Since I have just mentioned the IAP currency of Haypi Monster a great deal, the publisher’s self titled Haypi Coin, I should like to point out that games by Haypi Co. genuinely find a delicate balance that most other companies do not when it comes to ‘Freemium’ titles on the iOS. Generally companies either create a monolithic IAP curtain that exists for the soul purpose of violently harassing money out of the player’s wallet at every step and turn, or goes the complete opposite direction and ends up offering nothing of particular value to anyone. I am happy to say that – having spent a great deal of time with numerous titles by Haypi Co. – that they manage to make their games genuinely never hit any sort of vulgar IAP brick wall, while still managing to offer things that players would actually want for those seeking to support the developer (and they also don’t get more evil with each update, either).

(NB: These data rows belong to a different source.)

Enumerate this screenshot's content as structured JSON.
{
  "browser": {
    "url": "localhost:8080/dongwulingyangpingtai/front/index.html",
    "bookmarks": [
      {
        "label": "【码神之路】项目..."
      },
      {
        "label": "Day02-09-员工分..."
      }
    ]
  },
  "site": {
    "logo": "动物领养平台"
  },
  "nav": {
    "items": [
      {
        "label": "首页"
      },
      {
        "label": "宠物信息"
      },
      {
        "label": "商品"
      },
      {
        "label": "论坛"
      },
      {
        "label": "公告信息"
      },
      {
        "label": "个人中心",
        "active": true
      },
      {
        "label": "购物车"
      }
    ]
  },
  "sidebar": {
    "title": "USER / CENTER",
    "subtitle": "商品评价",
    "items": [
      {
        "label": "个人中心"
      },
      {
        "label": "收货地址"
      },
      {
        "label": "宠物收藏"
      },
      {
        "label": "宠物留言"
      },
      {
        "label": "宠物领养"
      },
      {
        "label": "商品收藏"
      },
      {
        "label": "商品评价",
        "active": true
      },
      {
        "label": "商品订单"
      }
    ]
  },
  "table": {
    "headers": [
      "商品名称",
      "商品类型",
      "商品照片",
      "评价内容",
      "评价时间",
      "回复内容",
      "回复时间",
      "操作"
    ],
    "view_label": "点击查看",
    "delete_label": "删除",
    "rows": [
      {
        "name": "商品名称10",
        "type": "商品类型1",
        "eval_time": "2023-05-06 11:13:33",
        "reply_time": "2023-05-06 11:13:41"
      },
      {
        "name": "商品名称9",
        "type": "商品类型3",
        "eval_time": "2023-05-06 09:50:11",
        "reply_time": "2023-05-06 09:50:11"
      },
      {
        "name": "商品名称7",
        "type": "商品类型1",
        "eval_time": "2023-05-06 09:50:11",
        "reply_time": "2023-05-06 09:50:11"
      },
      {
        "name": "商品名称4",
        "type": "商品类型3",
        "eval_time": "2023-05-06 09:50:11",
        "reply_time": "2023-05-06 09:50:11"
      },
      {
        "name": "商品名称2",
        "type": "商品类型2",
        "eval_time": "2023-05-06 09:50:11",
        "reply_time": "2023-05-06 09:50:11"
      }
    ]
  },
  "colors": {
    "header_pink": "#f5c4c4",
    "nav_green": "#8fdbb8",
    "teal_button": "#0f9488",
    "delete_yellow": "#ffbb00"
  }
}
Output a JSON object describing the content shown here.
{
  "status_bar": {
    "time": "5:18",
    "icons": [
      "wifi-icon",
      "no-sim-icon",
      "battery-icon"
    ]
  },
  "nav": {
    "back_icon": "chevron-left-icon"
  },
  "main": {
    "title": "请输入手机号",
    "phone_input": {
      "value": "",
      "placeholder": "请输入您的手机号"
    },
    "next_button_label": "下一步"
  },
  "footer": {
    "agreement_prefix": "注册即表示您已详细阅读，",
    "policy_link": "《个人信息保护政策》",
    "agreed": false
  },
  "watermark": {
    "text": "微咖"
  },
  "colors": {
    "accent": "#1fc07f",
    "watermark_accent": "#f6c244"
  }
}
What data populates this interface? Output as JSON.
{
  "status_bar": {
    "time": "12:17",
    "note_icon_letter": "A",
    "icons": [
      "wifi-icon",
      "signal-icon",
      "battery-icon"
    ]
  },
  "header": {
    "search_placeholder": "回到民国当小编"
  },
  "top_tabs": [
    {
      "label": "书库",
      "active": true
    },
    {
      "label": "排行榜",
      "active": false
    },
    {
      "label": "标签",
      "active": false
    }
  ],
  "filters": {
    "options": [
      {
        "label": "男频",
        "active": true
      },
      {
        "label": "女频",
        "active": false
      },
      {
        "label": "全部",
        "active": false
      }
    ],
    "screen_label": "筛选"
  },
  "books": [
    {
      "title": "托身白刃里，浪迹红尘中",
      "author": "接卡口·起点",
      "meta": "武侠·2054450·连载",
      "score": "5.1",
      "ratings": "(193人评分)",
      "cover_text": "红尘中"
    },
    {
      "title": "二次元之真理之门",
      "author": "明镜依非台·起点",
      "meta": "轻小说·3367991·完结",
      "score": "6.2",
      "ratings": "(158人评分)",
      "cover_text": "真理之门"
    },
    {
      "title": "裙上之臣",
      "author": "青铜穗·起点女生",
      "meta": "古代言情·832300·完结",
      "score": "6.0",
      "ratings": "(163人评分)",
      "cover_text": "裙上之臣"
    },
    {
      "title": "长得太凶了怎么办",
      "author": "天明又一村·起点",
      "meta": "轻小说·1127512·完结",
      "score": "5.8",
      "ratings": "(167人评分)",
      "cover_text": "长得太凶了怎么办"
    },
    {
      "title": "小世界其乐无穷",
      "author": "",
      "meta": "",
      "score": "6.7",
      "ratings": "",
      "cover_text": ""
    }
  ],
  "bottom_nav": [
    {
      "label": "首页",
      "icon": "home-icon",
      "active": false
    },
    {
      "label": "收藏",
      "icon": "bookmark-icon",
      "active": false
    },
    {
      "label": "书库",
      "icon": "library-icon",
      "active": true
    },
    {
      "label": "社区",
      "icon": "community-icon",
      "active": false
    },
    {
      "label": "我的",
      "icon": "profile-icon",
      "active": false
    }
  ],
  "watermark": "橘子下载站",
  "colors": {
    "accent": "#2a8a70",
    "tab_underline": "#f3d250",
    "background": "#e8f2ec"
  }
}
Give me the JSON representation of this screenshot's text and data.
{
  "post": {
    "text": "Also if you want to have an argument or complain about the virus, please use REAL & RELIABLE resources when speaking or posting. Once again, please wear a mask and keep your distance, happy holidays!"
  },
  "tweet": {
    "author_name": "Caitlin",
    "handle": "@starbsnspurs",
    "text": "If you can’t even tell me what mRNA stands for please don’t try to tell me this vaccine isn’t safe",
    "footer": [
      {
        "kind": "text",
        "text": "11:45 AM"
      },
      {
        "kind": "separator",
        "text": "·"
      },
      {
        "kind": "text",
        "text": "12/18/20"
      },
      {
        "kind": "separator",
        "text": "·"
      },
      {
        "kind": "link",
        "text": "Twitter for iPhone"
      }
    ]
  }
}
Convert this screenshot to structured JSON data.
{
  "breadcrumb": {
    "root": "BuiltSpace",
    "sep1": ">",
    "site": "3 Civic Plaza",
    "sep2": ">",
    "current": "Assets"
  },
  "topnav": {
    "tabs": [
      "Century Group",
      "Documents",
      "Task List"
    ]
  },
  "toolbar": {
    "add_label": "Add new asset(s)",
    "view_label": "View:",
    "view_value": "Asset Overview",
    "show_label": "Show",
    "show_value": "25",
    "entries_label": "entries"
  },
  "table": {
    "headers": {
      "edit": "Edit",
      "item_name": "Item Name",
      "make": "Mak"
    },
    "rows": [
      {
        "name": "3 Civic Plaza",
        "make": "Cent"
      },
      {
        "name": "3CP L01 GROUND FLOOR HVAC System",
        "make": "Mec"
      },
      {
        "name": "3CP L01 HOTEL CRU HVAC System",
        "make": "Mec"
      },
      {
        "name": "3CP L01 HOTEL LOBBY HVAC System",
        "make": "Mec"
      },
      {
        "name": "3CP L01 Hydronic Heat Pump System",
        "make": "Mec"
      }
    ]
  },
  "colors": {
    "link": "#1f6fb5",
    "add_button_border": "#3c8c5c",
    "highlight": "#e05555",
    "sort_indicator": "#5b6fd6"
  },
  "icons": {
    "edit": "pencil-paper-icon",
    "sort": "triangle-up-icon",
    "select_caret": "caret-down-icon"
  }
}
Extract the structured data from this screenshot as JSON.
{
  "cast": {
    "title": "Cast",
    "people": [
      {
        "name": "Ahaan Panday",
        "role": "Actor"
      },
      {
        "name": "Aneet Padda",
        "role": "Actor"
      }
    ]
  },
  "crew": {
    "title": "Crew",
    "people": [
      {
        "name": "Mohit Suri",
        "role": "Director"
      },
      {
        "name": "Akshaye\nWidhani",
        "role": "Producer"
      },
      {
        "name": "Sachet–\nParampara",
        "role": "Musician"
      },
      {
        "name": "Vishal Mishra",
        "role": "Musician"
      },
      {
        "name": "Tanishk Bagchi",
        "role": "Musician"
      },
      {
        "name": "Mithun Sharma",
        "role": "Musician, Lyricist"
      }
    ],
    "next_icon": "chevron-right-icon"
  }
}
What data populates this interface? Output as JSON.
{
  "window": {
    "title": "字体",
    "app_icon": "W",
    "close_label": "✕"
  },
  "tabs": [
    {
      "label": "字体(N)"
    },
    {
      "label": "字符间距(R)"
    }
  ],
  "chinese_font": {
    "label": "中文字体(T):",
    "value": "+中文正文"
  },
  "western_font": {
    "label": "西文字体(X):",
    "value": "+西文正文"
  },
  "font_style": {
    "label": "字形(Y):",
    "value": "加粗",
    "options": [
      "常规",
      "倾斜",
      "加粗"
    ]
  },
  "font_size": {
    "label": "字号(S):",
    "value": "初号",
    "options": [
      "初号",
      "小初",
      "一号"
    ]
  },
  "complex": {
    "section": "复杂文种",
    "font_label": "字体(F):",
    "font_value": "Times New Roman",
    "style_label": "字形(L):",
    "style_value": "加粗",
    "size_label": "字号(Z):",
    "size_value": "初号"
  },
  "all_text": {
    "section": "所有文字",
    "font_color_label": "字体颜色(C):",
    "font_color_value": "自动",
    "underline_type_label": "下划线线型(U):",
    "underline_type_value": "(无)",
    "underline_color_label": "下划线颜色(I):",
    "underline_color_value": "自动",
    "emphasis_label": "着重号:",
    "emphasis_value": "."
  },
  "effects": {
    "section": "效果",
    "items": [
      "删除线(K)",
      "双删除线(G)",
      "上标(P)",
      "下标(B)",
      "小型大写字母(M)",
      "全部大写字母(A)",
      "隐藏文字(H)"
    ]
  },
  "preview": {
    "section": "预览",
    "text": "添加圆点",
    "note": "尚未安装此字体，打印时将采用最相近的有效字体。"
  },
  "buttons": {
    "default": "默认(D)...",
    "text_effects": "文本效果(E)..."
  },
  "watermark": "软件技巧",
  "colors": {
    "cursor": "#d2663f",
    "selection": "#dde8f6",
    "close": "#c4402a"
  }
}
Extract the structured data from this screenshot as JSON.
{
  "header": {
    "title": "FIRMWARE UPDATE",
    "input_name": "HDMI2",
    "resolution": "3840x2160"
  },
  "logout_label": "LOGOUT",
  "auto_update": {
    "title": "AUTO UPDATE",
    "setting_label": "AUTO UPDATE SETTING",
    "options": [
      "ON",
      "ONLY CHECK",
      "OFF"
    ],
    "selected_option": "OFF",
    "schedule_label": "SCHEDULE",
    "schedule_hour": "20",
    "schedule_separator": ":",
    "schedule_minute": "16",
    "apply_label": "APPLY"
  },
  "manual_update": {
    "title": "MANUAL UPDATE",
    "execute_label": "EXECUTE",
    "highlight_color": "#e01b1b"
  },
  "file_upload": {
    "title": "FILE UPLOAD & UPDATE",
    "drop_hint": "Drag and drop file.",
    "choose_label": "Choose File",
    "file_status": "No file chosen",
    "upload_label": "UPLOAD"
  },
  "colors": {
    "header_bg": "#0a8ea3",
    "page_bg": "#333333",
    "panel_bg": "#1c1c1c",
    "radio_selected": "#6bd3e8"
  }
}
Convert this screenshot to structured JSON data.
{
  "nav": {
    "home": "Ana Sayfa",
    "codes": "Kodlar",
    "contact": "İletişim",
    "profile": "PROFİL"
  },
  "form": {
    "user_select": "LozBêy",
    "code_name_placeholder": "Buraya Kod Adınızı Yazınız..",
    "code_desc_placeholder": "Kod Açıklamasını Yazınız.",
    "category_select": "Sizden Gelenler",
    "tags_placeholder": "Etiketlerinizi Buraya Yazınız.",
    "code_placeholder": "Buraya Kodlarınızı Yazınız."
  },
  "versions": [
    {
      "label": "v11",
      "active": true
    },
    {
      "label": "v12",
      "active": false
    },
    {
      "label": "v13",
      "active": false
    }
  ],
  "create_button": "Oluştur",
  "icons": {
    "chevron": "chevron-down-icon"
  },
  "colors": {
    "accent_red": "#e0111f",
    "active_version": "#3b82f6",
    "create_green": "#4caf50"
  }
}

That said, those who want to obtain a Neo of their own – Haypi Monster’s Pikachu esque yellow mascot like thing – will only be able to do so once they have bought a bag of Haypi Coins from the developer. It is specifically the act of buying the coins – rather than spending them – that actually unlocks Neo, meaning that winning the occasional free Haypi Coin does not let players eventually accomplish the same thing. On the other hand – though – increases to the player’s item storage space are now far more reasonably paid for with in game currency here, rather the cost in Haypi Coins that was demanded back in Haypi Dragon.
I should also point out that the quest system is yet another thing returning from Haypi Dragon, and – as with pretty much everything else I have mentioned thus far – has also received key improvements over how it was previously implemented. Players can receive a plethora of rewards by completing a variety of goals set out for them in their quest list, some of which are missions that can be repeated anew each and every day. In Haypi Dragon it was easy to fail to get credit for the daily quests as you had to manually turn them in the same day they were accomplished, where as in Haypi Monster the rewards are doled out automatically upon completion.
I would like to now close by briefly mentioning that I apologize for not having anything to say about Haypi Monster’s breeding feature, but I was unfortunately not able to get far enough into the game’s adventure to unlock it during the course of preparing for this review.
iFanzine Verdict: For those looking for a monster collecting RPG on the iOS that plays as close as possible to the more famous Pokémon series, Haypi Monster certainly plays and feels far closer than anything I have experienced thus far. It furthermore features both co-op stages, as well as real time PVP matches, something that simply can’t be said of pretty much any of the game’s contemporaries in the iOS market that I am aware of. Finally, Haypi Monster is currently available for absolutely free – a price you can hardly beat – without then going on to use that as an excuse to harass players with a fake gameplay IAP curtain at every twist and turn. The only real downside here is that the always online requirement of Haypi Monster far more heavily favors those who own iPhones, everyone else will only be able to get their creature collecting fixes in whenever they happen to be in the presence of a wireless access point.